§ WHAT YOU ARE ASKED TO DO
Your job is to report every line of the entries that has "each".

Excerpts from a dataset:
.....
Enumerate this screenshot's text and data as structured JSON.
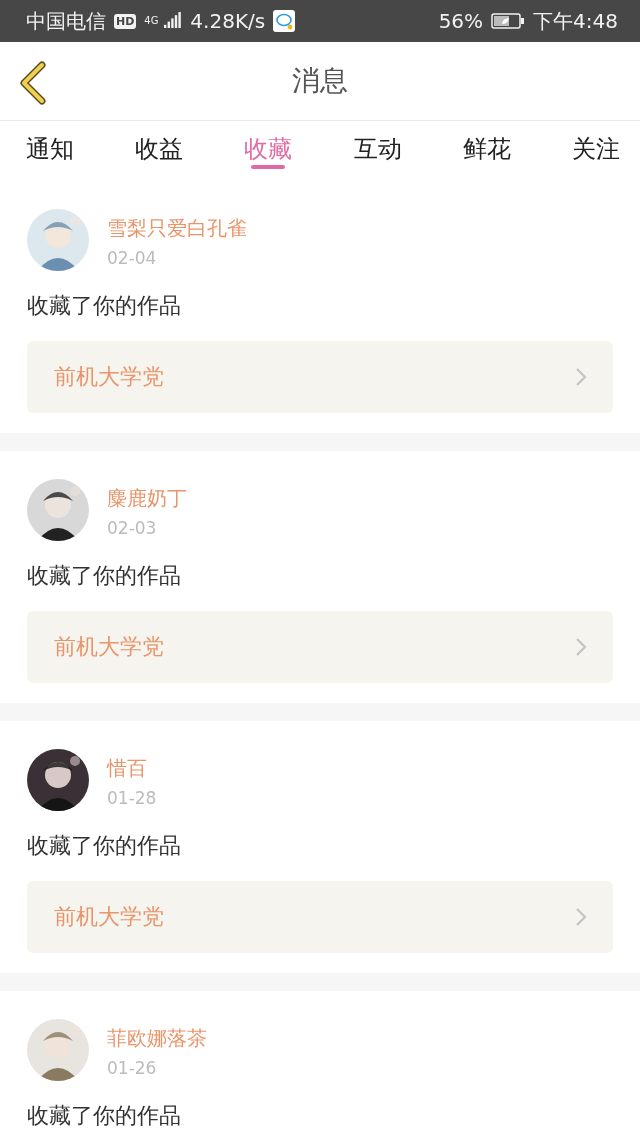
{
  "status_bar": {
    "carrier": "中国电信",
    "hd": "HD",
    "network": "4G",
    "speed": "4.28K/s",
    "battery": "56%",
    "time": "下午4:48"
  },
  "header": {
    "title": "消息"
  },
  "tabs": [
    {
      "label": "通知",
      "selected": false
    },
    {
      "label": "收益",
      "selected": false
    },
    {
      "label": "收藏",
      "selected": true
    },
    {
      "label": "互动",
      "selected": false
    },
    {
      "label": "鲜花",
      "selected": false
    },
    {
      "label": "关注",
      "selected": false
    }
  ],
  "messages": [
    {
      "user": "雪梨只爱白孔雀",
      "date": "02-04",
      "text": "收藏了你的作品",
      "work": "前机大学党"
    },
    {
      "user": "麋鹿奶丁",
      "date": "02-03",
      "text": "收藏了你的作品",
      "work": "前机大学党"
    },
    {
      "user": "惜百",
      "date": "01-28",
      "text": "收藏了你的作品",
      "work": "前机大学党"
    },
    {
      "user": "菲欧娜落茶",
      "date": "01-26",
      "text": "收藏了你的作品"
    }
  ]
}
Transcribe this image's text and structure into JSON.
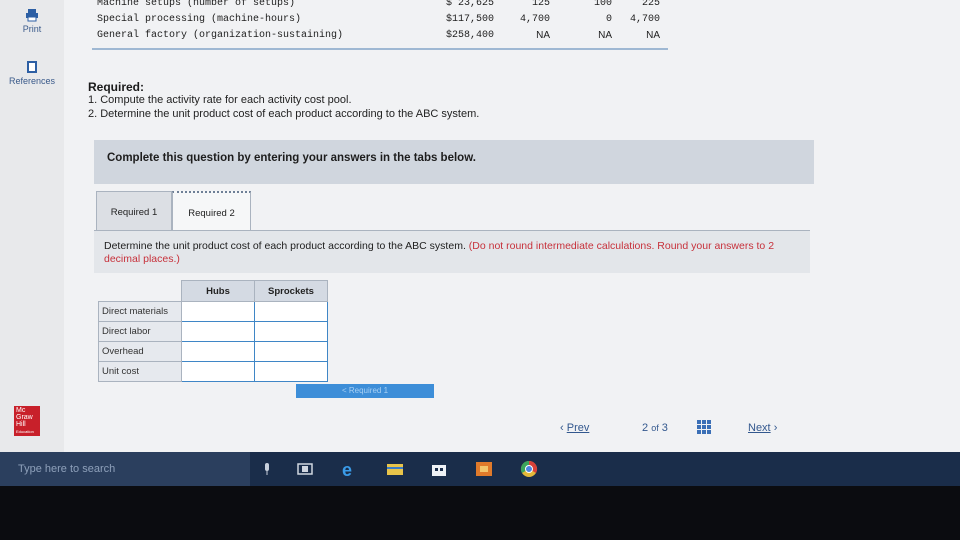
{
  "sidebar": {
    "print_label": "Print",
    "references_label": "References",
    "logo_text": [
      "Mc",
      "Graw",
      "Hill",
      "Education"
    ]
  },
  "data_table": {
    "rows": [
      {
        "label": "Machine setups (number of setups)",
        "total": "$ 23,625",
        "a": "125",
        "b": "100",
        "c": "225"
      },
      {
        "label": "Special processing (machine-hours)",
        "total": "$117,500",
        "a": "4,700",
        "b": "0",
        "c": "4,700"
      },
      {
        "label": "General factory (organization-sustaining)",
        "total": "$258,400",
        "a": "NA",
        "b": "NA",
        "c": "NA"
      }
    ]
  },
  "required": {
    "title": "Required:",
    "items": [
      "1. Compute the activity rate for each activity cost pool.",
      "2. Determine the unit product cost of each product according to the ABC system."
    ]
  },
  "banner": "Complete this question by entering your answers in the tabs below.",
  "tabs": [
    "Required 1",
    "Required 2"
  ],
  "instruction": {
    "main": "Determine the unit product cost of each product according to the ABC system.",
    "note": "(Do not round intermediate calculations. Round your answers to 2 decimal places.)"
  },
  "answer_table": {
    "columns": [
      "Hubs",
      "Sprockets"
    ],
    "rows": [
      "Direct materials",
      "Direct labor",
      "Overhead",
      "Unit cost"
    ]
  },
  "next_tab_button": "< Required 1",
  "pagination": {
    "prev": "Prev",
    "page": "2",
    "of": "of",
    "total": "3",
    "next": "Next"
  },
  "taskbar": {
    "search_placeholder": "Type here to search"
  }
}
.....
§ ANSWER TO THIS EXERCISE
      "1. Compute the activity rate for each activity cost pool.",
      "2. Determine the unit product cost of each product according to the ABC system."
    "main": "Determine the unit product cost of each product according to the ABC system.",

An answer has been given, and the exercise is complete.